At-home concoctions can work well as treatments for curly haired naturalistas. But solutions that include baking soda often yield mixed results. Why? The answer includes a digestible amount of hair-related chemistry and biology—info that will, according to, help you anticipate bad natural hair-care experiments before they go awry.

Baking soda is also known as sodium bicarbonate, a chemical that’s been around for hundreds of years. In today’s digital age, devotees of this white, powdery compound abound on the Internet. They claim that scalp-cleansing baking soda also works on hair like a shampoo and softens strands like a conditioner.

But how does African-American hair react to baking soda? A journey back to high school chemistry class wouldn’t reveal how this ingredient affects hair—unless your lab mate dumped a batch on your head—but a quick refresher course on pH balance (meaning the “potential of hydrogen”) can help those on a mission to achieve healthy hair.

Simply put, pH levels range from 0 to 14. These numbers measure the amount of hydrogen ions in a compound. If a substance is acidic, such as lemon juice, it has more hydrogen ions and a low pH, anywhere from 1 to 6. But if a substance is alkaline (or basic), such as baking soda, it has more hydroxide ions and a high pH number—8 to 14. If a substance (for example, distilled water) has a pH measurement of 7, it’s neither acidic nor basic; it’s neutral.

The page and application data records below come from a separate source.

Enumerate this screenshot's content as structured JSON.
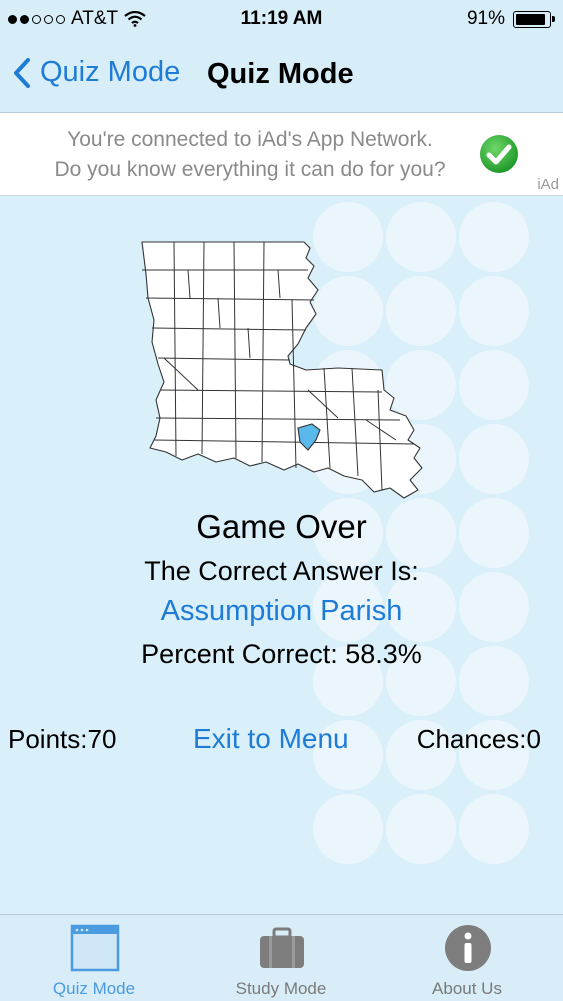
{
  "status_bar": {
    "carrier": "AT&T",
    "time": "11:19 AM",
    "battery": "91%",
    "battery_level": 0.91,
    "signal_bars": 2
  },
  "nav": {
    "back_label": "Quiz Mode",
    "title": "Quiz Mode"
  },
  "ad": {
    "line1": "You're connected to iAd's App Network.",
    "line2": "Do you know everything it can do for you?",
    "brand": "iAd"
  },
  "result": {
    "heading": "Game Over",
    "answer_label": "The Correct Answer Is:",
    "answer": "Assumption Parish",
    "percent": "Percent Correct: 58.3%"
  },
  "footer": {
    "points": "Points:70",
    "exit_label": "Exit to Menu",
    "chances": "Chances:0"
  },
  "tabs": [
    {
      "label": "Quiz Mode",
      "icon": "window-icon",
      "active": true
    },
    {
      "label": "Study Mode",
      "icon": "briefcase-icon",
      "active": false
    },
    {
      "label": "About Us",
      "icon": "info-icon",
      "active": false
    }
  ],
  "colors": {
    "accent": "#1e7cd6",
    "highlight_parish": "#5bb8ea",
    "background": "#d9eff9"
  }
}
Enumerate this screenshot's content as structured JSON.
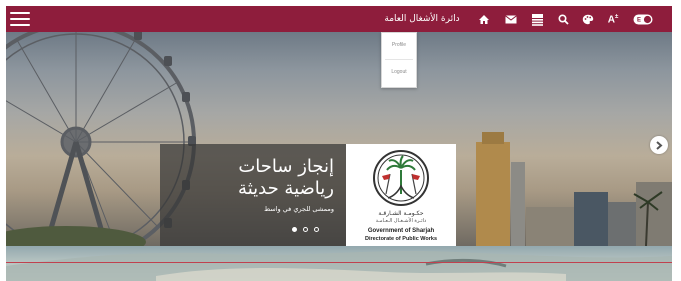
{
  "header": {
    "site_title": "دائرة الأشغال العامة",
    "font_size_label": "A",
    "font_size_sup": "±",
    "icons": [
      "menu-icon",
      "home-icon",
      "mail-icon",
      "sitemap-icon",
      "search-icon",
      "theme-palette-icon",
      "font-size-icon",
      "accessibility-toggle-icon"
    ]
  },
  "user_menu": {
    "items": [
      {
        "label": "Profile"
      },
      {
        "label": "Logout"
      }
    ]
  },
  "slider": {
    "caption_title_line1": "إنجاز ساحات",
    "caption_title_line2": "رياضية حديثة",
    "caption_subtitle": "وممشى للجري في واسط",
    "active_slide": 1,
    "slide_count": 3
  },
  "logo": {
    "arabic_line1": "حكـومـة الشـارقـة",
    "arabic_line2": "دائـرة الأشـغـال الـعـامـة",
    "english_line1": "Government of Sharjah",
    "english_line2": "Directorate of Public Works"
  },
  "colors": {
    "brand": "#8e1d3c",
    "accent_line": "#c0414f"
  }
}
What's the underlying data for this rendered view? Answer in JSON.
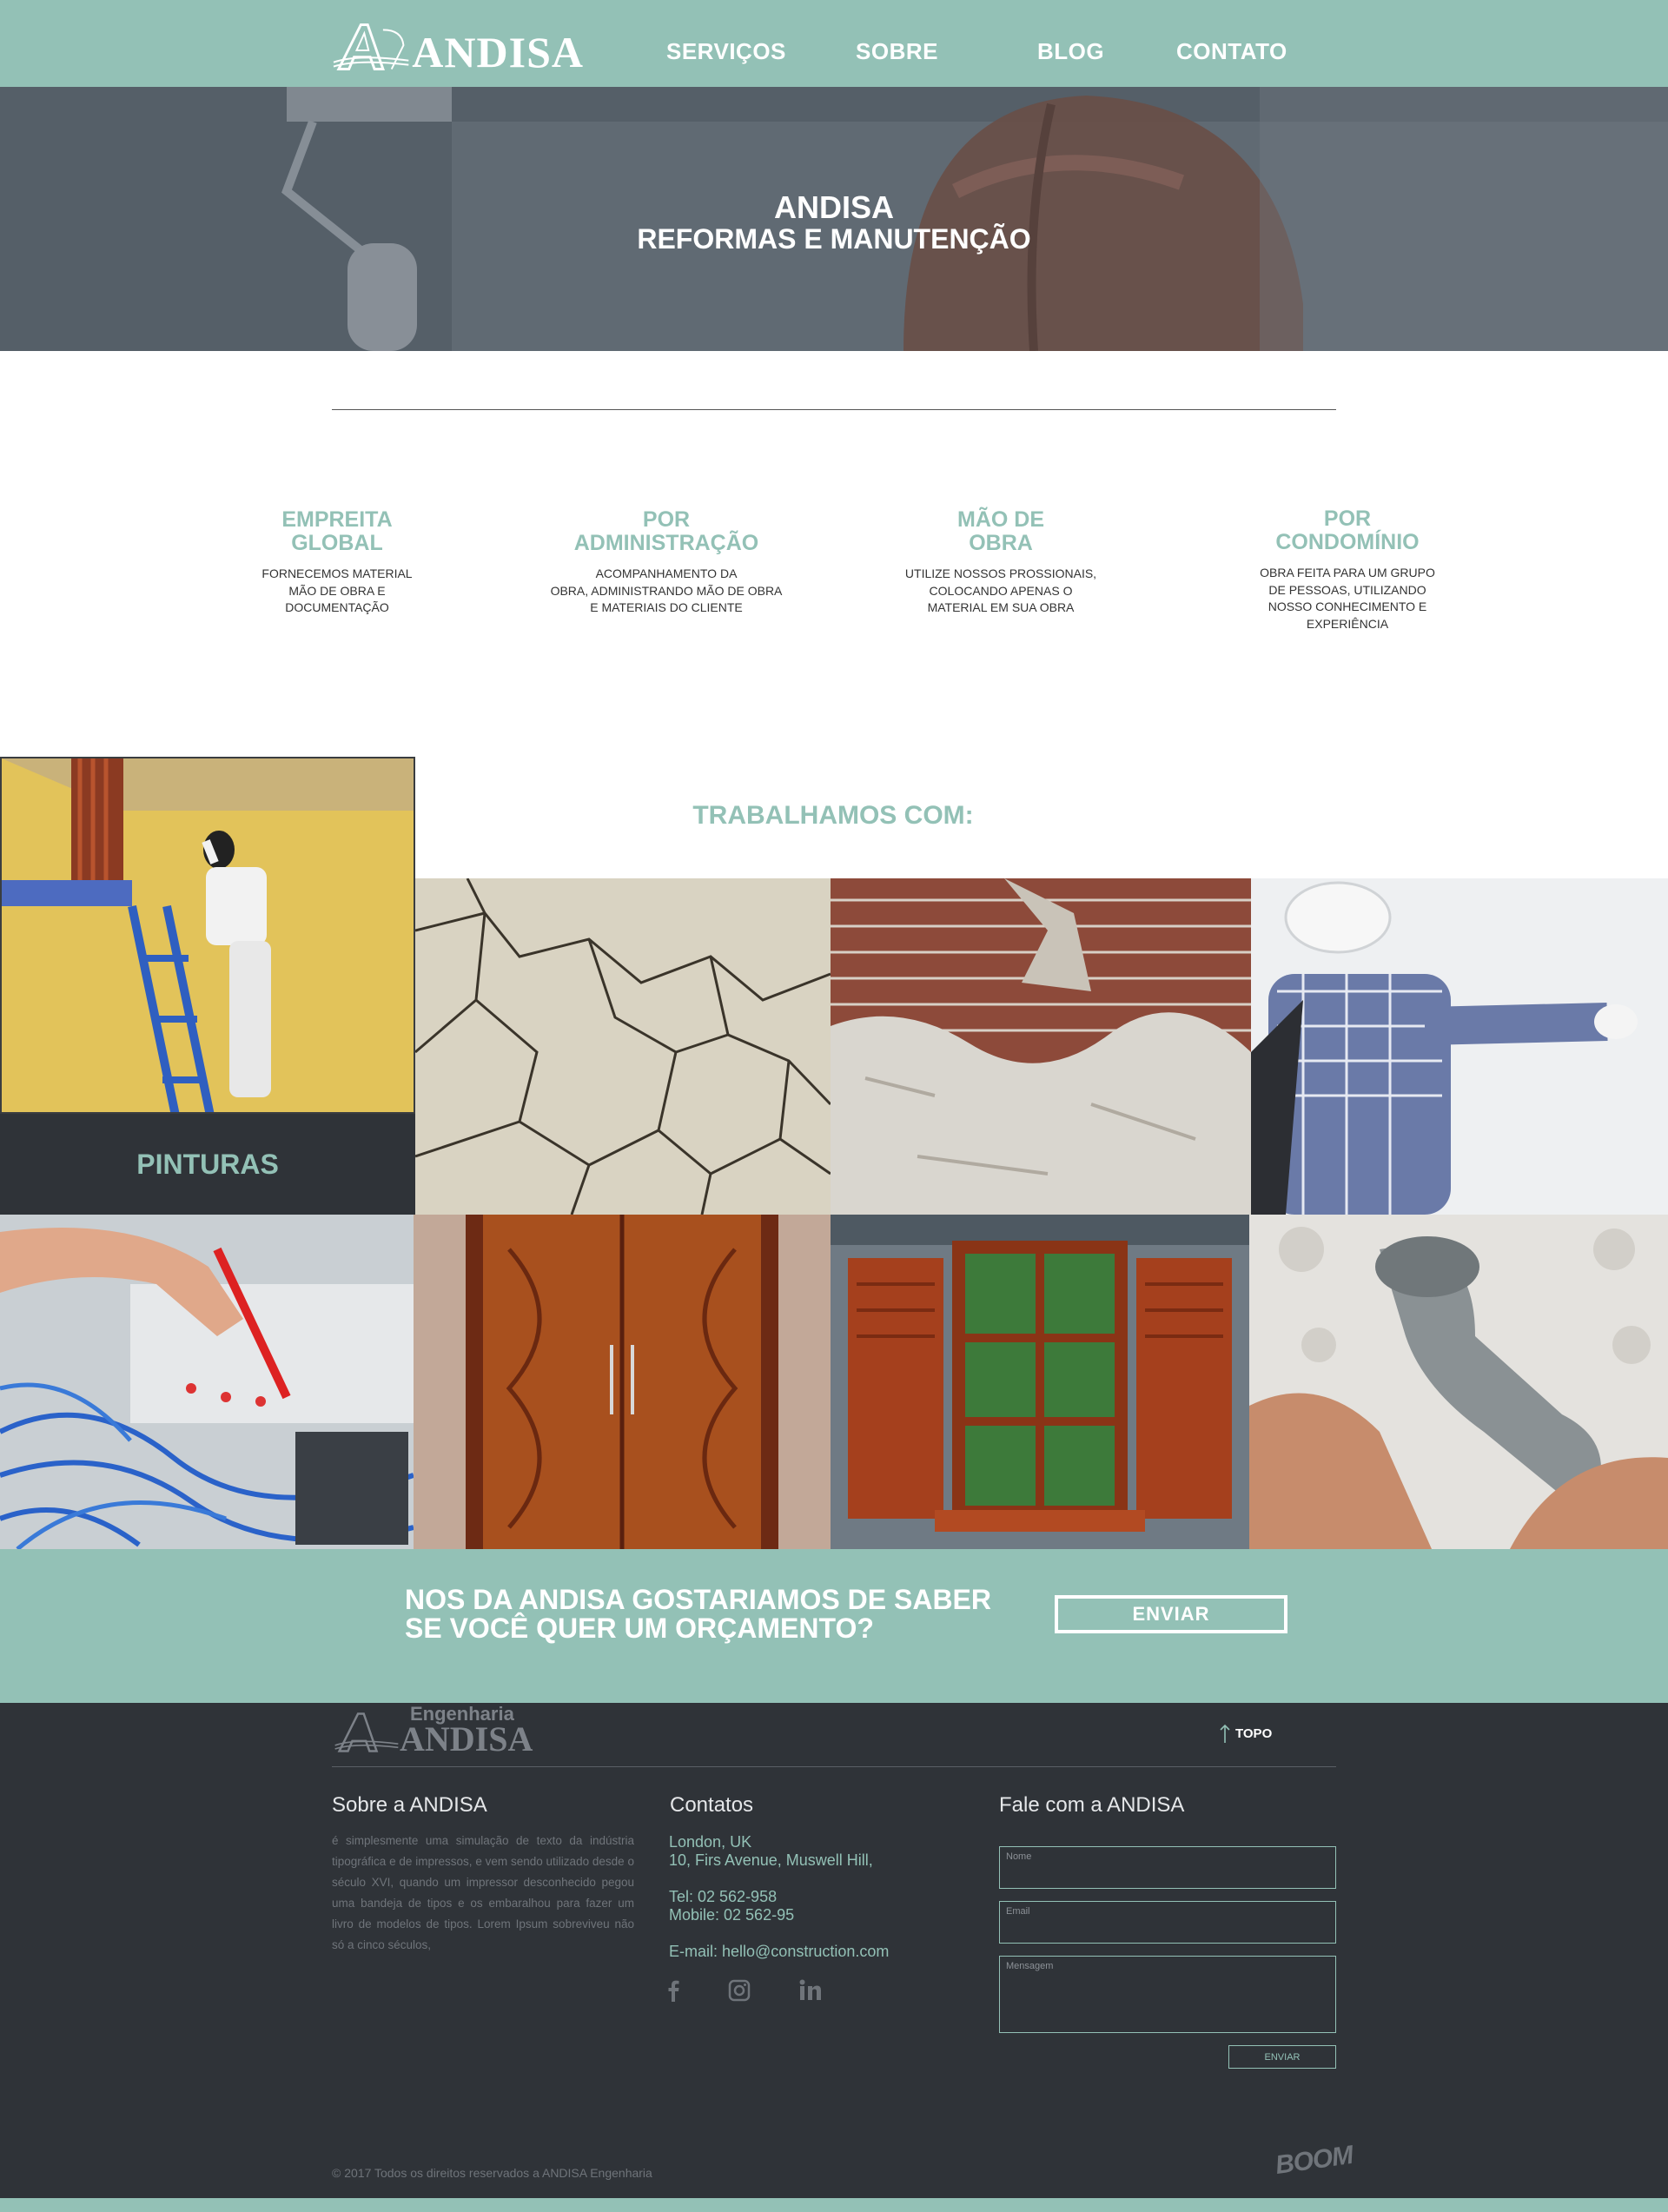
{
  "header": {
    "logo_text": "ANDISA",
    "nav": [
      "SERVIÇOS",
      "SOBRE",
      "BLOG",
      "CONTATO"
    ]
  },
  "hero": {
    "title": "ANDISA",
    "subtitle": "REFORMAS E MANUTENÇÃO"
  },
  "services": [
    {
      "title": "EMPREITA\nGLOBAL",
      "text": "FORNECEMOS MATERIAL\nMÃO DE OBRA E\nDOCUMENTAÇÃO"
    },
    {
      "title": "POR\nADMINISTRAÇÃO",
      "text": "ACOMPANHAMENTO DA\nOBRA, ADMINISTRANDO MÃO DE OBRA\nE MATERIAIS DO CLIENTE"
    },
    {
      "title": "MÃO DE\nOBRA",
      "text": "UTILIZE NOSSOS PROSSIONAIS,\nCOLOCANDO APENAS O\nMATERIAL EM SUA OBRA"
    },
    {
      "title": "POR\nCONDOMÍNIO",
      "text": "OBRA FEITA PARA UM GRUPO\nDE PESSOAS, UTILIZANDO\nNOSSO CONHECIMENTO E\nEXPERIÊNCIA"
    }
  ],
  "works": {
    "title": "TRABALHAMOS COM:",
    "painting_label": "PINTURAS"
  },
  "cta": {
    "line1": "NOS DA ANDISA GOSTARIAMOS  DE SABER",
    "line2": "SE VOCÊ QUER UM ORÇAMENTO?",
    "button": "ENVIAR"
  },
  "footer": {
    "logo_small": "Engenharia",
    "logo_name": "ANDISA",
    "top_link": "TOPO",
    "about_title": "Sobre a ANDISA",
    "about_text": "é simplesmente uma simulação de texto da indústria tipográfica e de impressos, e vem sendo utilizado desde o século XVI, quando um impressor desconhecido pegou uma bandeja de tipos e os embaralhou para fazer um livro de modelos de tipos. Lorem Ipsum sobreviveu não só a cinco séculos,",
    "contacts_title": "Contatos",
    "address1": "London, UK",
    "address2": "10, Firs Avenue, Muswell Hill,",
    "tel": "Tel: 02 562-958",
    "mobile": "Mobile: 02 562-95",
    "email": "E-mail: hello@construction.com",
    "form_title": "Fale com a ANDISA",
    "form_name": "Nome",
    "form_email": "Email",
    "form_message": "Mensagem",
    "form_button": "ENVIAR",
    "copyright": "© 2017  Todos os direitos reservados a ANDISA Engenharia",
    "credit": "BOOM"
  },
  "colors": {
    "accent": "#93c1b6",
    "dark": "#2f3338"
  }
}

Here’s how all that relates to your hair: Natural tresses usually have a 4.4 to 5.5 pH. That means that untreated hair is slightly acidic. Yes, it may sound bad, but that’s a good thing. For your strands to remain healthy, your hair’s pH has to remain in that range. In other words, balance is key.

Think of it this way. Water from a bath or shower can raise your hair’s pH, effectively throwing your strands off balance. So imagine what can happen to your mane when you sprinkle on baking soda (with a pH of 9) or apply chemical relaxers (with a pH of 14). Yikes!

To better understand what happens to your strands when you add substances that violently shift their pH, imagine a close-up of your hair’s outermost cuticle layer. Any acidic product will close the cuticle layers of your hair, while something basic will open them. When the cuticle layers are raised by an alkaline substance, that means moisture is allowed into your hair. But this also means moisture can escape from your hair just as easily. That might be why many people experience extremely dried-out hair after using mostly baking soda products.

The upshot? Baking soda is not recommended for naturals unless you’re using an acidic substance, such as apple cider vinegar, to close your hair cuticle layers after the baking soda has opened them up.

It might also be helpful to know that temperature can affect the cuticles of your hair: Warm water opens hair cuticles, but very cold water shocks them shut—one reason why many naturalistas choose to splash tresses with frigid water to lock in the moisture while conditioning.
Click here to read about how keeping hair tools clean is important for your mane and scalp.